Christian Aid urges European states, particularly the UK and Ireland, to take all necessary steps to bring about a just and lasting peace. It calls on the international community to address the causes of Palestinian poverty.
As a matter of urgency, the international community must:
- continue targeted aid for the most vulnerable
people throughout the current emergency
- implement an international protection
mechanism in order to avert further loss of life among Israeli and Palestinian
civilians, allow negotiations between the two sides to resume and ensure
that humanitarian work can proceed unhindered
- bring pressure to bear on the government
of Israel to withdraw its military forces to positions held before September
2000 and halt all attacks on, and damage to, Palestinian civilian infrastructure
- ensure that Israel ends the policy of
closure and curfew of Palestinian cities, towns and villages throughout
the West Bank and Gaza Strip.
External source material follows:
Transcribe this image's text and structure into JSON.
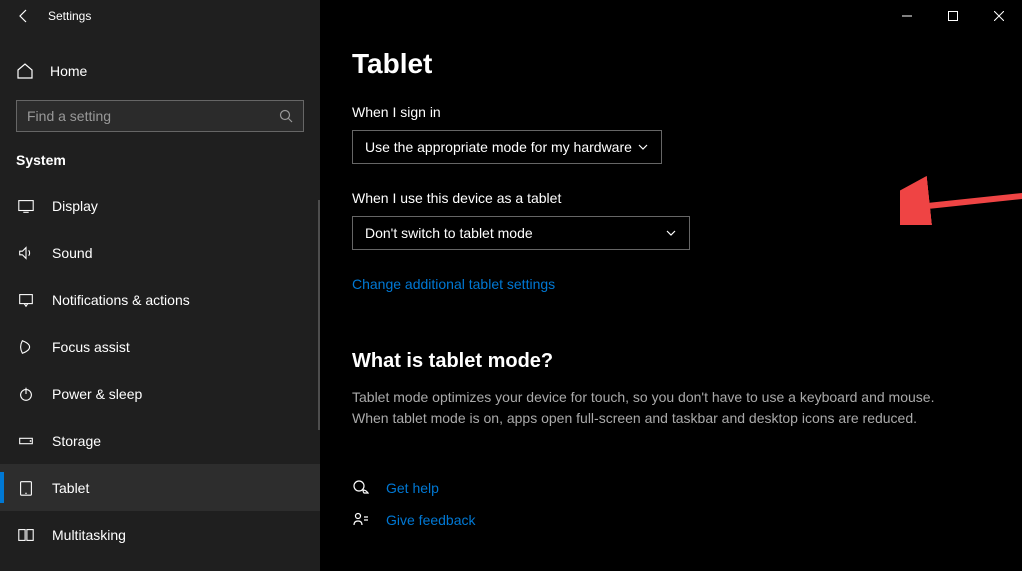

Freedom of movement within these areas must
- ensure that Israel stops all land confiscation
and freezes all new settlement construction. Israel must also stop expanding
existing settlements, a process which it commonly describes as 'natural
- encourage talks to resume immediately
to reach a final settlement. Any framework must be based on UN Security
Council Resolutions 242 and 338. These call for full Israeli withdrawal
from lands occupied since 1967 and the end to illegal occupation of the
West Bank, Gaza Strip and East Jerusalem, and reaffirm the right of Israel
and a future Palestinian state to exist within secure borders
- support reforms of Palestinian self-government
that are meaningful, lasting and owned by the Palestinian people themselves.
It should work with the Palestinian Authority to establish accountable
and transparent institutions in order to prevent any human rights abuses
within Palestinian areas and acts of terror within Israel. The PA must
be held to account for its actions
- assist in the reconstruction and development of the Palestinian economy and infrastructure through aid, trade and investment.
- ensure Israeli compliance with the Fourth
Geneva Convention, which relates to the protection of civilians during
war or under occupation. Christian Aid calls on the US, UK, Irish and other
EU governments to specify publicly the actions they are taking to ensure
that Israel complies with the Geneva Conventions
- the European Union should enforce all provisions within bilateral treaties with Israel, including human rights articles, such as the Association Agreement. It should consider suspension of such agreements in light of Israel's non-compliance.
- the UK government must explain how Israel's
status as one of 14 'target markets', identified by the Department for
Trade and Industry for preferential trade promotion, is compatible with
Israel's non-compliance with international law
- the UK government should use the range
of bilateral mechanisms available to it to help ensure Israel's adherence
to the Geneva Conventions and international law. Christian Aid calls on
the UK government to explain how it is using its influence with the United
States to press the US to ensure Israeli compliance with international
law and to guarantee an equitable peace between Israel and the Palestinians
- the Irish government should take every opportunity to use its influence, both bilaterally and through multilateral fora, to ensure Israeli compliance with international law and to promote an equitable peace between Israel and the Palestinians based on UN resolutions 242 and 338.